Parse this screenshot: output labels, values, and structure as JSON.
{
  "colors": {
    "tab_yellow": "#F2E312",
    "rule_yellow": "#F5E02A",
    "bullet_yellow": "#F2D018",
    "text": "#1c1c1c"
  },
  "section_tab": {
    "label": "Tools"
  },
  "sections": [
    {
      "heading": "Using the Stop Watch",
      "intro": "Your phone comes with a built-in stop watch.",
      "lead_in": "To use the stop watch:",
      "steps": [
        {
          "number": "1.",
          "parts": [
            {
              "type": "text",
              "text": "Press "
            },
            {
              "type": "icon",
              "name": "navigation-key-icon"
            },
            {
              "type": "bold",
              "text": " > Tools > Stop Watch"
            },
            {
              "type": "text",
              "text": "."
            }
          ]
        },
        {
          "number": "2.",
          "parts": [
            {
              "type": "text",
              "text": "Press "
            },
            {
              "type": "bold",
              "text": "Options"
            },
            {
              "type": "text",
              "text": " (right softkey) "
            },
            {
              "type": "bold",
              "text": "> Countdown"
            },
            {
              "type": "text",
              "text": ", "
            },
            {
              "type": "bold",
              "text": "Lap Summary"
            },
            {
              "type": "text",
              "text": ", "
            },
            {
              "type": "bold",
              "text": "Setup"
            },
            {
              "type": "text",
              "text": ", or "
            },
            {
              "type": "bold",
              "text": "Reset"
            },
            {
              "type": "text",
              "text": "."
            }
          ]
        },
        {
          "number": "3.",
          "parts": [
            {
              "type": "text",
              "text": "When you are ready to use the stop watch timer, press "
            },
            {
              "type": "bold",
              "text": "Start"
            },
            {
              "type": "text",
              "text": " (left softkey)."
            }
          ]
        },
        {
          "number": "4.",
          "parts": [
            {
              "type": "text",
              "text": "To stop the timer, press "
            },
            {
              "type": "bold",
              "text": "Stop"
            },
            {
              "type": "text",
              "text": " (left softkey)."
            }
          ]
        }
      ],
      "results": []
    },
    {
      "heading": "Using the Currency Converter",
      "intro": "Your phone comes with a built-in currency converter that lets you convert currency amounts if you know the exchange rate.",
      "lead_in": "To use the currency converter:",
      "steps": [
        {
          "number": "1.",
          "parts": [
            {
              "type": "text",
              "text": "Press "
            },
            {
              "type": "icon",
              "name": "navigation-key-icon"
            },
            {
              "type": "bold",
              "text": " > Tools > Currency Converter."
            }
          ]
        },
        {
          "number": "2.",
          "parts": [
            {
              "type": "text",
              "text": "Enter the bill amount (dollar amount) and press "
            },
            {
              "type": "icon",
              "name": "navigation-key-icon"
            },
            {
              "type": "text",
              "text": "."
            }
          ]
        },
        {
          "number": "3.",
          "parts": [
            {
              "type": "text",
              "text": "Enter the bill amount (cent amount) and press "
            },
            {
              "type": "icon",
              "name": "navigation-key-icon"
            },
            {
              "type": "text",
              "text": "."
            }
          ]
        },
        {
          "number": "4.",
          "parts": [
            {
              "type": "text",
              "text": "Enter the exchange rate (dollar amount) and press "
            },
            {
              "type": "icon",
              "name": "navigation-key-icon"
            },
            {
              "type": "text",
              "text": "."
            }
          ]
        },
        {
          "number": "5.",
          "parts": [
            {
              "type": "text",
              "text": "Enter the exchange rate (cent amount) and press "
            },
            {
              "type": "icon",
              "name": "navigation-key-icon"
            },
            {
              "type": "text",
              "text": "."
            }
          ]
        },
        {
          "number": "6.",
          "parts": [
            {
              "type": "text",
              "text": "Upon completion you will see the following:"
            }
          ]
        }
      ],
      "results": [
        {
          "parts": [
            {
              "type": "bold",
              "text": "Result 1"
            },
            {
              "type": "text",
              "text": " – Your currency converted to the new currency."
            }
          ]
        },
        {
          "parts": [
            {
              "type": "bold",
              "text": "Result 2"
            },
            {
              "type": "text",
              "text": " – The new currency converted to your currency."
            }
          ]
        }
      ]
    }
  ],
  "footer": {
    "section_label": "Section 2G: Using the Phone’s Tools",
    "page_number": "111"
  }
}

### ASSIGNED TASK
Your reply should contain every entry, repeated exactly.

### EXERCISE OUTPUT
Parse this screenshot: output labels, values, and structure as JSON.
{
  "colors": {
    "tab_yellow": "#F2E312",
    "rule_yellow": "#F5E02A",
    "bullet_yellow": "#F2D018",
    "text": "#1c1c1c"
  },
  "section_tab": {
    "label": "Tools"
  },
  "sections": [
    {
      "heading": "Using the Stop Watch",
      "intro": "Your phone comes with a built-in stop watch.",
      "lead_in": "To use the stop watch:",
      "steps": [
        {
          "number": "1.",
          "parts": [
            {
              "type": "text",
              "text": "Press "
            },
            {
              "type": "icon",
              "name": "navigation-key-icon"
            },
            {
              "type": "bold",
              "text": " > Tools > Stop Watch"
            },
            {
              "type": "text",
              "text": "."
            }
          ]
        },
        {
          "number": "2.",
          "parts": [
            {
              "type": "text",
              "text": "Press "
            },
            {
              "type": "bold",
              "text": "Options"
            },
            {
              "type": "text",
              "text": " (right softkey) "
            },
            {
              "type": "bold",
              "text": "> Countdown"
            },
            {
              "type": "text",
              "text": ", "
            },
            {
              "type": "bold",
              "text": "Lap Summary"
            },
            {
              "type": "text",
              "text": ", "
            },
            {
              "type": "bold",
              "text": "Setup"
            },
            {
              "type": "text",
              "text": ", or "
            },
            {
              "type": "bold",
              "text": "Reset"
            },
            {
              "type": "text",
              "text": "."
            }
          ]
        },
        {
          "number": "3.",
          "parts": [
            {
              "type": "text",
              "text": "When you are ready to use the stop watch timer, press "
            },
            {
              "type": "bold",
              "text": "Start"
            },
            {
              "type": "text",
              "text": " (left softkey)."
            }
          ]
        },
        {
          "number": "4.",
          "parts": [
            {
              "type": "text",
              "text": "To stop the timer, press "
            },
            {
              "type": "bold",
              "text": "Stop"
            },
            {
              "type": "text",
              "text": " (left softkey)."
            }
          ]
        }
      ],
      "results": []
    },
    {
      "heading": "Using the Currency Converter",
      "intro": "Your phone comes with a built-in currency converter that lets you convert currency amounts if you know the exchange rate.",
      "lead_in": "To use the currency converter:",
      "steps": [
        {
          "number": "1.",
          "parts": [
            {
              "type": "text",
              "text": "Press "
            },
            {
              "type": "icon",
              "name": "navigation-key-icon"
            },
            {
              "type": "bold",
              "text": " > Tools > Currency Converter."
            }
          ]
        },
        {
          "number": "2.",
          "parts": [
            {
              "type": "text",
              "text": "Enter the bill amount (dollar amount) and press "
            },
            {
              "type": "icon",
              "name": "navigation-key-icon"
            },
            {
              "type": "text",
              "text": "."
            }
          ]
        },
        {
          "number": "3.",
          "parts": [
            {
              "type": "text",
              "text": "Enter the bill amount (cent amount) and press "
            },
            {
              "type": "icon",
              "name": "navigation-key-icon"
            },
            {
              "type": "text",
              "text": "."
            }
          ]
        },
        {
          "number": "4.",
          "parts": [
            {
              "type": "text",
              "text": "Enter the exchange rate (dollar amount) and press "
            },
            {
              "type": "icon",
              "name": "navigation-key-icon"
            },
            {
              "type": "text",
              "text": "."
            }
          ]
        },
        {
          "number": "5.",
          "parts": [
            {
              "type": "text",
              "text": "Enter the exchange rate (cent amount) and press "
            },
            {
              "type": "icon",
              "name": "navigation-key-icon"
            },
            {
              "type": "text",
              "text": "."
            }
          ]
        },
        {
          "number": "6.",
          "parts": [
            {
              "type": "text",
              "text": "Upon completion you will see the following:"
            }
          ]
        }
      ],
      "results": [
        {
          "parts": [
            {
              "type": "bold",
              "text": "Result 1"
            },
            {
              "type": "text",
              "text": " – Your currency converted to the new currency."
            }
          ]
        },
        {
          "parts": [
            {
              "type": "bold",
              "text": "Result 2"
            },
            {
              "type": "text",
              "text": " – The new currency converted to your currency."
            }
          ]
        }
      ]
    }
  ],
  "footer": {
    "section_label": "Section 2G: Using the Phone’s Tools",
    "page_number": "111"
  }
}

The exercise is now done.